## Material for this exercise
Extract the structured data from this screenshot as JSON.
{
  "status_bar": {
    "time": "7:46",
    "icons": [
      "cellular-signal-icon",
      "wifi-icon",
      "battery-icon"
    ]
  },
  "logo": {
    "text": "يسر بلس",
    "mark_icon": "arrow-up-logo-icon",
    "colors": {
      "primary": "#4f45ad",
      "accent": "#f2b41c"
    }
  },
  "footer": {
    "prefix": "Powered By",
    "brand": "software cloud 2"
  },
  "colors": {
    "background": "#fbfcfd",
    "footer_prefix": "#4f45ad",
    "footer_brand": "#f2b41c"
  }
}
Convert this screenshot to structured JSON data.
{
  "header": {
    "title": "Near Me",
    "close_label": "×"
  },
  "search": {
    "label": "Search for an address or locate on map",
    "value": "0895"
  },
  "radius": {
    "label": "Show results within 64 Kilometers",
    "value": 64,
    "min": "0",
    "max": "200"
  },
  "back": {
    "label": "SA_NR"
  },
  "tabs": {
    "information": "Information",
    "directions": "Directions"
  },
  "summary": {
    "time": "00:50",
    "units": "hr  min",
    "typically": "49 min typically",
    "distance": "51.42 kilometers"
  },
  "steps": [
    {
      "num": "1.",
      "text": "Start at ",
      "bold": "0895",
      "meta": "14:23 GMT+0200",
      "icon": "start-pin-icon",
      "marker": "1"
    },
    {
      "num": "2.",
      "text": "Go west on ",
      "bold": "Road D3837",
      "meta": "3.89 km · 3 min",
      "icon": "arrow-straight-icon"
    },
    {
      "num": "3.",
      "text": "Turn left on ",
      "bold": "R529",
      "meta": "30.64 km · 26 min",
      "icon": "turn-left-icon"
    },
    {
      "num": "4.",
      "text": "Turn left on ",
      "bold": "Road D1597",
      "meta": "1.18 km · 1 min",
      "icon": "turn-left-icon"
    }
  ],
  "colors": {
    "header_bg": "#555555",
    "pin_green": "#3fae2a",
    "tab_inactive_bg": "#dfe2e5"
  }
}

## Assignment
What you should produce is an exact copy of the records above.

## Solution for this exercise
Extract the structured data from this screenshot as JSON.
{
  "status_bar": {
    "time": "7:46",
    "icons": [
      "cellular-signal-icon",
      "wifi-icon",
      "battery-icon"
    ]
  },
  "logo": {
    "text": "يسر بلس",
    "mark_icon": "arrow-up-logo-icon",
    "colors": {
      "primary": "#4f45ad",
      "accent": "#f2b41c"
    }
  },
  "footer": {
    "prefix": "Powered By",
    "brand": "software cloud 2"
  },
  "colors": {
    "background": "#fbfcfd",
    "footer_prefix": "#4f45ad",
    "footer_brand": "#f2b41c"
  }
}
Convert this screenshot to structured JSON data.
{
  "header": {
    "title": "Near Me",
    "close_label": "×"
  },
  "search": {
    "label": "Search for an address or locate on map",
    "value": "0895"
  },
  "radius": {
    "label": "Show results within 64 Kilometers",
    "value": 64,
    "min": "0",
    "max": "200"
  },
  "back": {
    "label": "SA_NR"
  },
  "tabs": {
    "information": "Information",
    "directions": "Directions"
  },
  "summary": {
    "time": "00:50",
    "units": "hr  min",
    "typically": "49 min typically",
    "distance": "51.42 kilometers"
  },
  "steps": [
    {
      "num": "1.",
      "text": "Start at ",
      "bold": "0895",
      "meta": "14:23 GMT+0200",
      "icon": "start-pin-icon",
      "marker": "1"
    },
    {
      "num": "2.",
      "text": "Go west on ",
      "bold": "Road D3837",
      "meta": "3.89 km · 3 min",
      "icon": "arrow-straight-icon"
    },
    {
      "num": "3.",
      "text": "Turn left on ",
      "bold": "R529",
      "meta": "30.64 km · 26 min",
      "icon": "turn-left-icon"
    },
    {
      "num": "4.",
      "text": "Turn left on ",
      "bold": "Road D1597",
      "meta": "1.18 km · 1 min",
      "icon": "turn-left-icon"
    }
  ],
  "colors": {
    "header_bg": "#555555",
    "pin_green": "#3fae2a",
    "tab_inactive_bg": "#dfe2e5"
  }
}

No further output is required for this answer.